Technology is great, but it's apps and services that make the money. With the mobile industry firmly locked on to their 4G roadmaps, Wireless Asia looks at the top technology trends that will impact how cellcos approach the content side of the business (NOTE: Mileage may vary depending on the economic winds of change in your market)
Cloud computing goes mobile
The idea of cloud computing in the IT world has been around for ages, but now that smartphones - notably the iPhone and the Android-based G1 - are both driving mobile internet usage and creating easily accessible warehouses for users to get purpose-built apps for all kinds of things, the concept of computing in the cloud is gaining traction in the mobile sector.
For the uninitiated, 'cloud computing' (and related terms like virtualization and software-as-a-service) essentially lets the network, rather than a PC, laptop or handset, run a given app and do the heavy lifting in terms of the computer processing. Result: mobile users can use hundreds of apps without worrying about disk space, and can free up processing power, which can also extend battery life.
This is already happening at various levels, from basic things like BlackBerry Enterprise Server to mobile versions of virtual-reality sites like World of Warcraft. Meanwhile, vendors are looking at how to optimize the handset for the cloud. Companies like VMware and Wind River are promoting 'hypervisors' for ARM-powered devices that essentially divide the handset into two separate OSs running on their own chips - one for system-specific software, and the other for user apps.
Another idea - which assumes that mobile cloud computing will be client-based - could be to turn the SIM card into a client. Ajit Jaokar, founder and CEO of publishing company Futuretext, said at a recent SIM summit in Hong Kong that the OMA's Smart Card Web server for SIMs could serve as a cloud client, as it has all the features you'd need for one: complete Web server, a gigabyte of memory, browser-based apps development environment, offline web apps support, access to device APIs and a trusted ecosystem. Even better, it brings cellcos into the device/browser evolution loop and gives them a new value-add opportunity.
Your very own apps stores
Now that Apple's Apps Store has proven a hit with both iPhone users and - more importantly - apps developers, other players are scrambling to build their own. The forces behind Android have created the Android Market, and RIM now has a BlackBerry Store. Microsoft is rumored to be doing likewise with something called 'Skymarket' that could see the light of day in 2009.
Meanwhile, some operators are making their own moves. T-Mobile in the US and O2 in the UK have already announced plans to create and launch apps stores. In essence, it's all about establishing a firm, and branded, foothold in the mobile apps value chain. Both T-Mobile and O2 have said they want a platform to allow developers to create trial and monitor apps for handsets they carry, and give them a place to sell them. Interestingly, O2 is an iPhone retailer as well, while T-Mobile of course has the Android G1 handset - but both want more of their handsets to benefit from an apps-store concept.

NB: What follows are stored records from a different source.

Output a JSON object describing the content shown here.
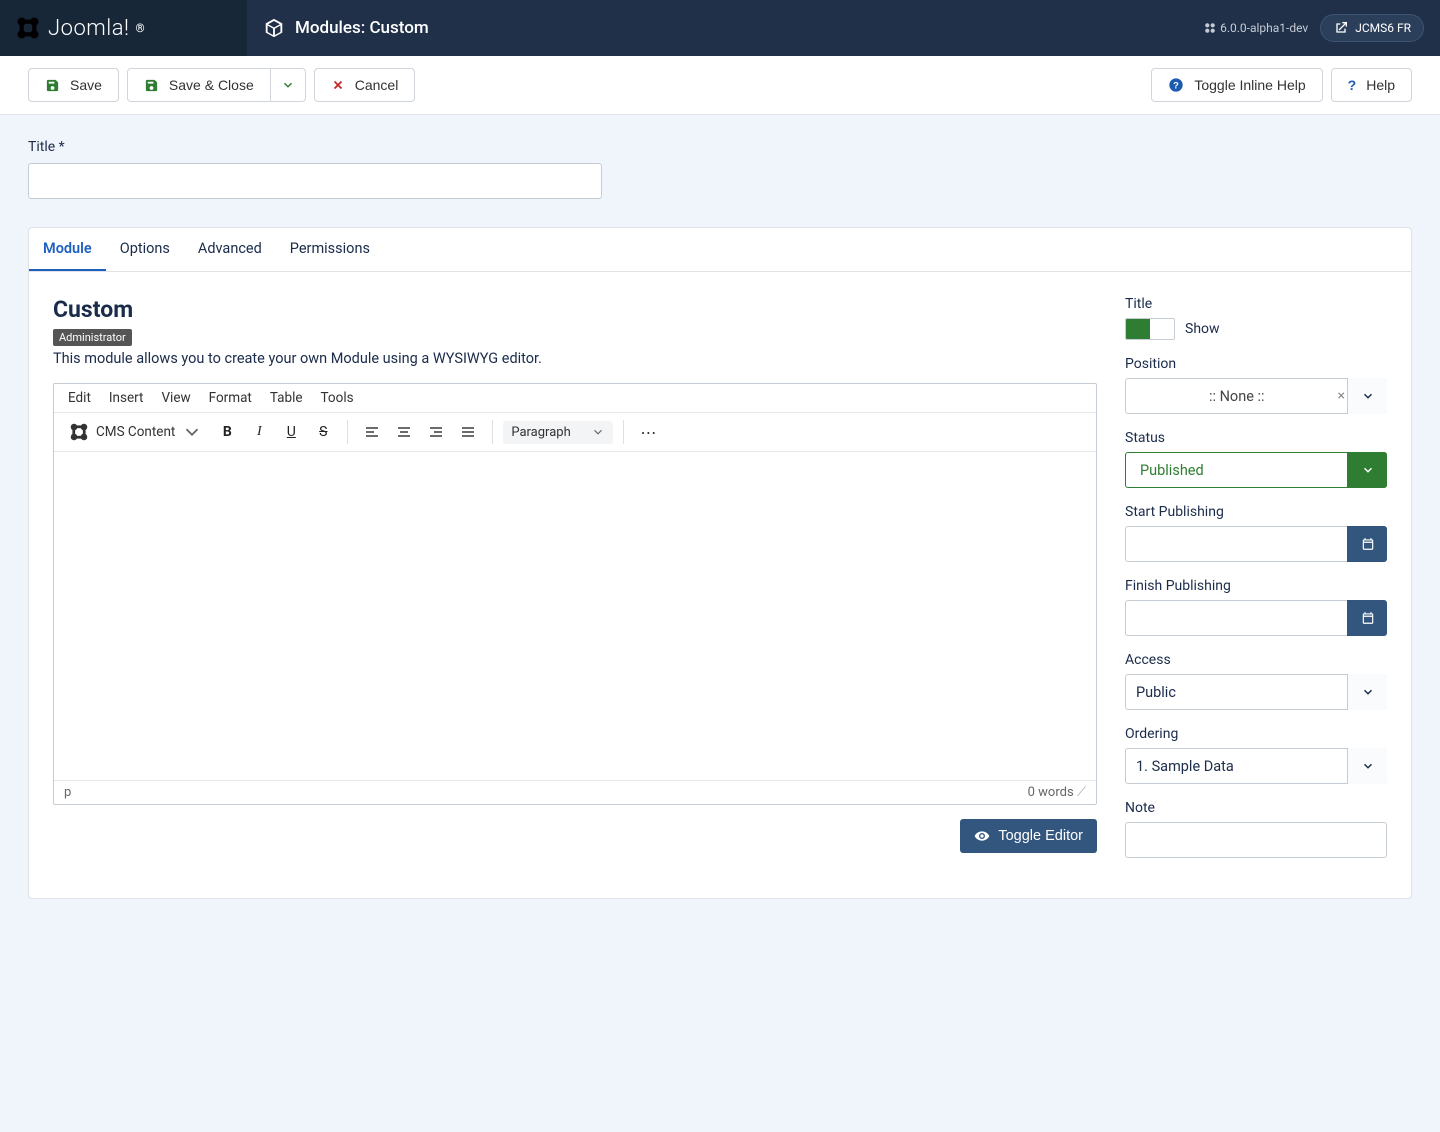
{
  "brand": {
    "name": "Joomla!"
  },
  "header": {
    "breadcrumb": "Modules: Custom",
    "version": "6.0.0-alpha1-dev",
    "target": "JCMS6 FR"
  },
  "toolbar": {
    "save": "Save",
    "save_close": "Save & Close",
    "cancel": "Cancel",
    "toggle_inline_help": "Toggle Inline Help",
    "help": "Help"
  },
  "form": {
    "title_label": "Title *"
  },
  "tabs": {
    "module": "Module",
    "options": "Options",
    "advanced": "Advanced",
    "permissions": "Permissions"
  },
  "module": {
    "heading": "Custom",
    "badge": "Administrator",
    "desc": "This module allows you to create your own Module using a WYSIWYG editor."
  },
  "editor": {
    "menus": {
      "edit": "Edit",
      "insert": "Insert",
      "view": "View",
      "format": "Format",
      "table": "Table",
      "tools": "Tools"
    },
    "cms_content": "CMS Content",
    "block_format": "Paragraph",
    "status_path": "p",
    "word_count": "0 words",
    "toggle_editor": "Toggle Editor"
  },
  "side": {
    "title_label": "Title",
    "show_label": "Show",
    "position_label": "Position",
    "position_value": ":: None ::",
    "status_label": "Status",
    "status_value": "Published",
    "start_pub_label": "Start Publishing",
    "finish_pub_label": "Finish Publishing",
    "access_label": "Access",
    "access_value": "Public",
    "ordering_label": "Ordering",
    "ordering_value": "1. Sample Data",
    "note_label": "Note"
  }
}
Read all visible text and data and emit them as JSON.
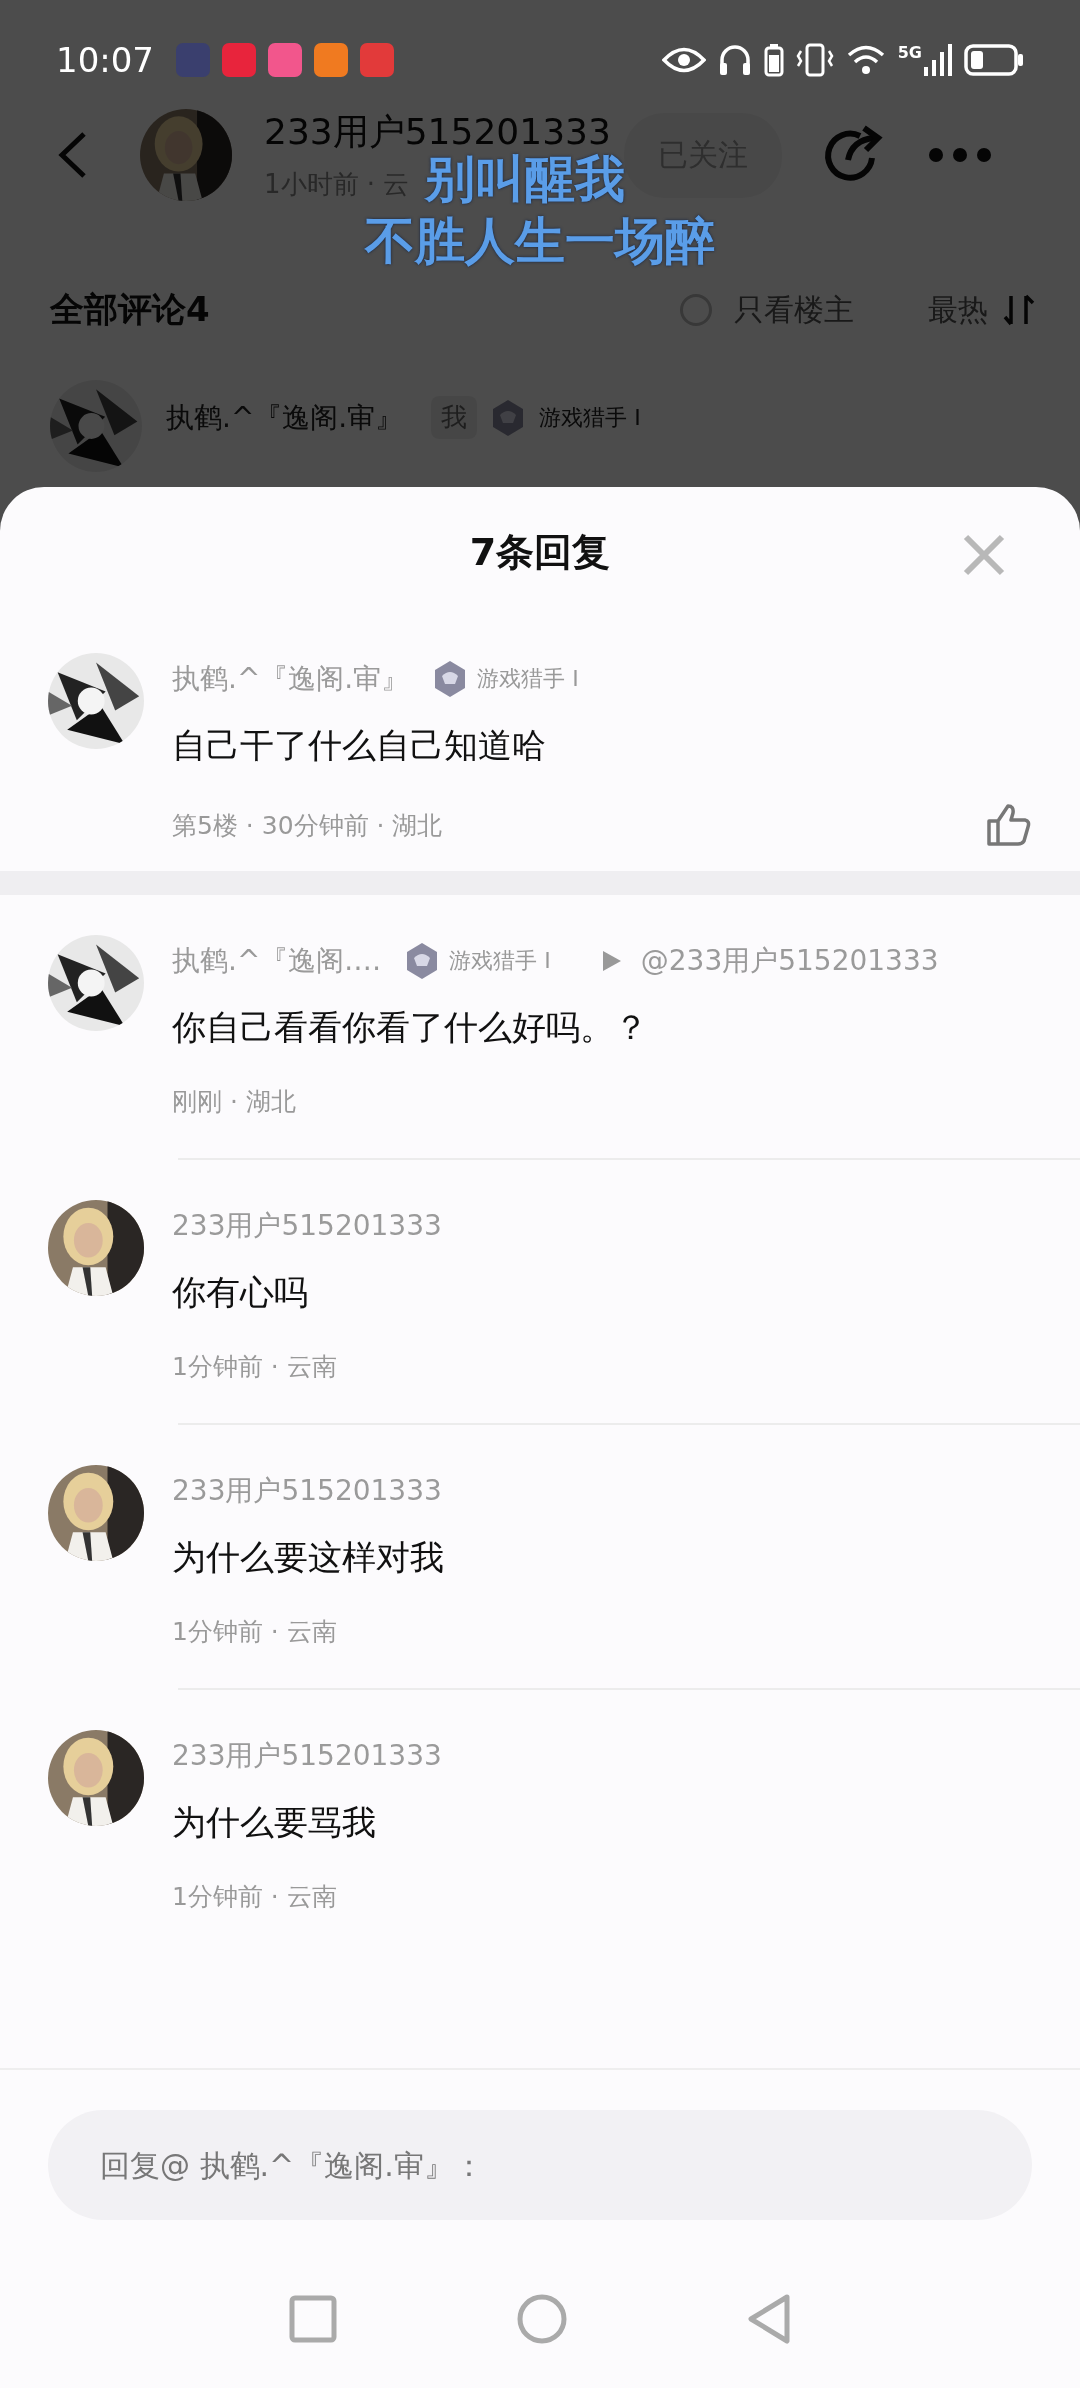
{
  "status_bar": {
    "time": "10:07",
    "notifications": [
      {
        "color": "#3a3f6e"
      },
      {
        "color": "#e8243c"
      },
      {
        "color": "#f2568c"
      },
      {
        "color": "#f07a20"
      },
      {
        "color": "#e23a3a"
      }
    ],
    "network": "5G"
  },
  "post_header": {
    "author": "233用户515201333",
    "meta": "1小时前 · 云",
    "follow_button": "已关注"
  },
  "caption_overlay": [
    "别叫醒我",
    "不胜人生一场醉"
  ],
  "comments_bar": {
    "title": "全部评论4",
    "only_op": {
      "label": "只看楼主",
      "checked": false
    },
    "sort": {
      "label": "最热"
    }
  },
  "background_comment": {
    "author": "执鹤.^『逸阁.审』",
    "badge": "我",
    "level": "游戏猎手 I"
  },
  "sheet": {
    "title": "7条回复",
    "main_comment": {
      "author": "执鹤.^『逸阁.审』",
      "level": "游戏猎手 I",
      "text": "自己干了什么自己知道哈",
      "meta": "第5楼 · 30分钟前 · 湖北",
      "liked": false
    },
    "replies": [
      {
        "kind": "mono",
        "author": "执鹤.^『逸阁.…",
        "level": "游戏猎手 I",
        "reply_to": "@233用户515201333",
        "text": "你自己看看你看了什么好吗。？",
        "meta": "刚刚 · 湖北"
      },
      {
        "kind": "blonde",
        "author": "233用户515201333",
        "text": "你有心吗",
        "meta": "1分钟前 · 云南"
      },
      {
        "kind": "blonde",
        "author": "233用户515201333",
        "text": "为什么要这样对我",
        "meta": "1分钟前 · 云南"
      },
      {
        "kind": "blonde",
        "author": "233用户515201333",
        "text": "为什么要骂我",
        "meta": "1分钟前 · 云南"
      }
    ],
    "input": {
      "placeholder": "回复@ 执鹤.^『逸阁.审』："
    }
  }
}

Adobe wants the same thing, and will spend a lot of time next year pushing the mobile version of its Air platform that, purportedly, will give handsets a more common platform for apps that Adobe's Flash Lite hasn't quite achieved.